Hurricane warnings were standing along the West Florida coast as the storm, apparently of diminished intensity, swept up the Gulf of Mexico.
A 70-mile wind was reported early tonight at Punta Gorda.
Meteorologist GORDON E. DUNN of the Jacksonville weather bureau said there was slight evidence that the storm might recurve to the north-northwest, but was definite enought to warrant a warning to the Florida west coast.
Winds of 50 to 60 miles an hour as far north as Tampa were expected during the night. Forty-five mile gales were blowing at Sarasota and Bradenton.
The veterans' camps along the keys, where the storm appareently struck its most furious blows, were established more than a year ago to provice workers for construction of the overseas highway linking the Florida mainland with Key West.
Some of the veterans encamped there were members of the bonus army which marched on Washington a few years ago.
One of the camps was the scene a few months ago of a strike among the veterans over wages and alleged unsanitary living conditions.
The little island towns of Tavernier and Whale Harbor were said to have been flattened by the storm.
Although the lower mainland in the path of the storm is sparsely settled, truck and citrus crops suffered heavily.
A stretch of the Florida East Coast Railroad below Tavernier was washed out. TED RAMSEY, a Miami newspaper man, returned from the keys area to tell of the destructive force of the storm.
RAMSEY said the winds sent solid walls of water pouring over the overseas highway leading to Key West. He was almost trapped by the water as he pushed his way by automobile into the area, he said.

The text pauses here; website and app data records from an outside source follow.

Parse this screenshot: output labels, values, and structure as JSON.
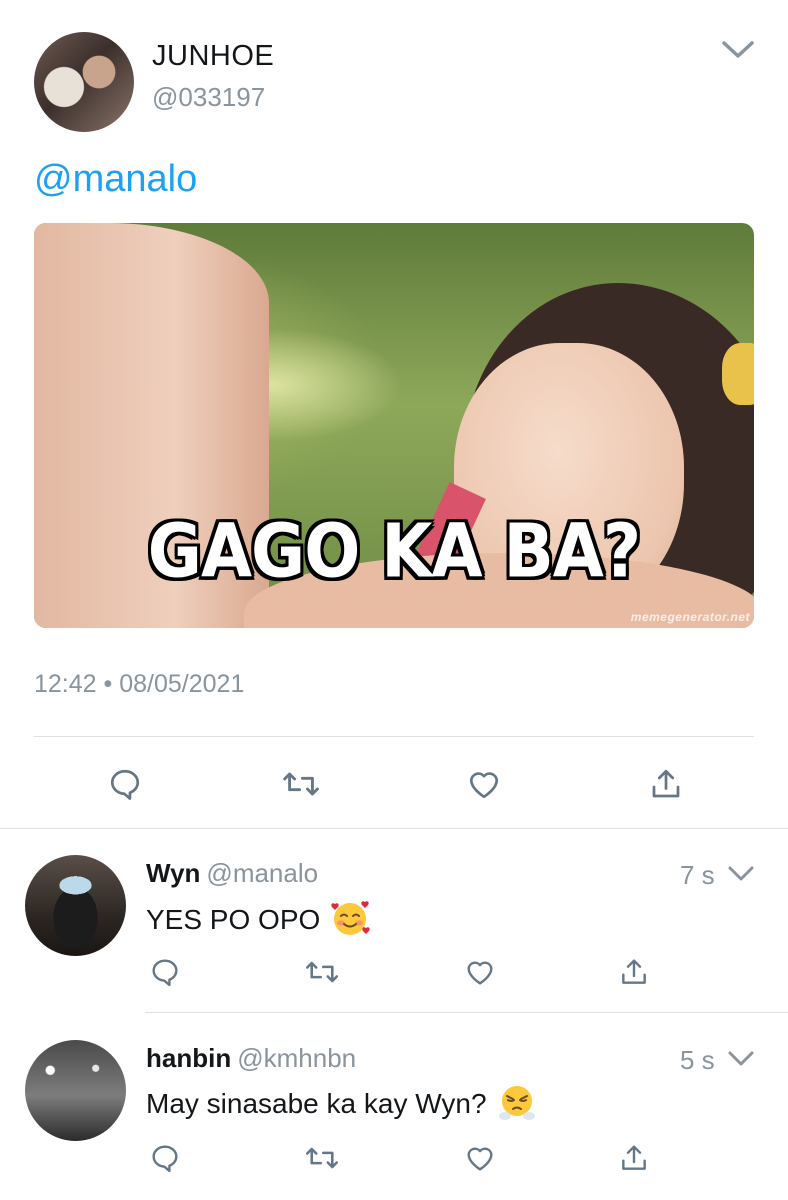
{
  "tweet": {
    "author_name": "JUNHOE",
    "author_handle": "@033197",
    "text_mention": "@manalo",
    "meme_caption": "GAGO KA BA?",
    "watermark": "memegenerator.net",
    "time": "12:42",
    "separator": "•",
    "date": "08/05/2021"
  },
  "actions": {
    "reply": "reply-icon",
    "retweet": "retweet-icon",
    "like": "heart-icon",
    "share": "share-icon"
  },
  "replies": [
    {
      "name": "Wyn",
      "handle": "@manalo",
      "time": "7 s",
      "text": "YES PO OPO",
      "emoji": "smiling-face-with-hearts"
    },
    {
      "name": "hanbin",
      "handle": "@kmhnbn",
      "time": "5 s",
      "text": "May sinasabe ka kay Wyn?",
      "emoji": "face-with-steam-from-nose"
    }
  ],
  "colors": {
    "link": "#1da1f2",
    "secondary_text": "#8a949d",
    "icon": "#657786",
    "divider": "#dde1e4"
  }
}
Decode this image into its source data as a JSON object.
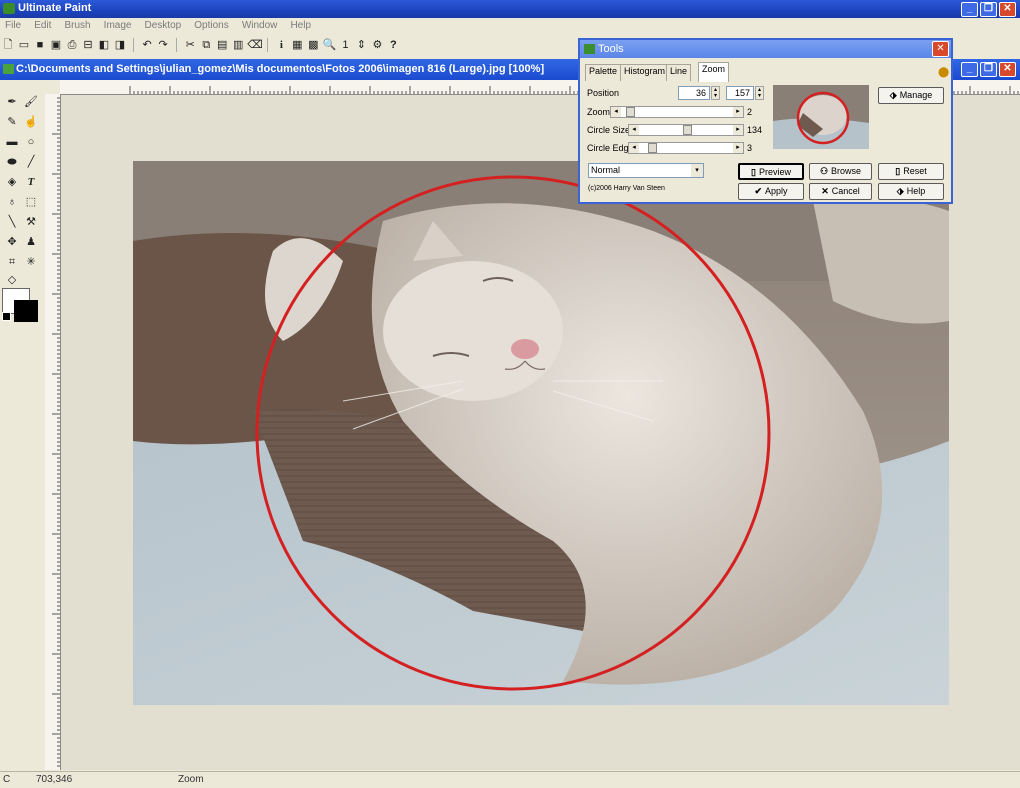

Visible from the highway were houses flattened like eggshells, RAMSEY said. He said at lest 30 of the 50 houses in Tavernier were demolished, and houses along the highway had been picked up by the wind and moved.
From HOMER DE LEACH, a bakery house manager returning tonight from that section, came a description of the havoc wrought in the veterans' camp No. 1 where the deaths were reported.
The hospital building, the largest there, he said, was gone, along with the 20 or 30 other buildings. Sixty patients were reported in the hospital.
He viewed the scene from across Snake Creek.
"We met six of the veterans just standing around in the rain near the bridgehead," he said. "They had been north of the creek and knew nothing of what had occurred in the camp except for the destruction that could be seen."
The veterans were asked to return with DE LOACH, but said they would rather stay and try to get back to the camp.
Clearwater Beach residents began evacuating their homes and moving away from the waterfront.
Some moved into the Peace Memorial Recreation Hall, which the Red Cross offered.
The barometer dropped from 29.69 at 3 p. m. to 29.48 at 6 p. m. (EST). Tides were rising.
At Tarpon Springs sponge vessels returned to port early in the afternoon when the barometer began to fall. The community, located on the gulf coast, took precautions after weather bureau officials warned of possible danger.
The Galveston Daily News Texas 1935-09-04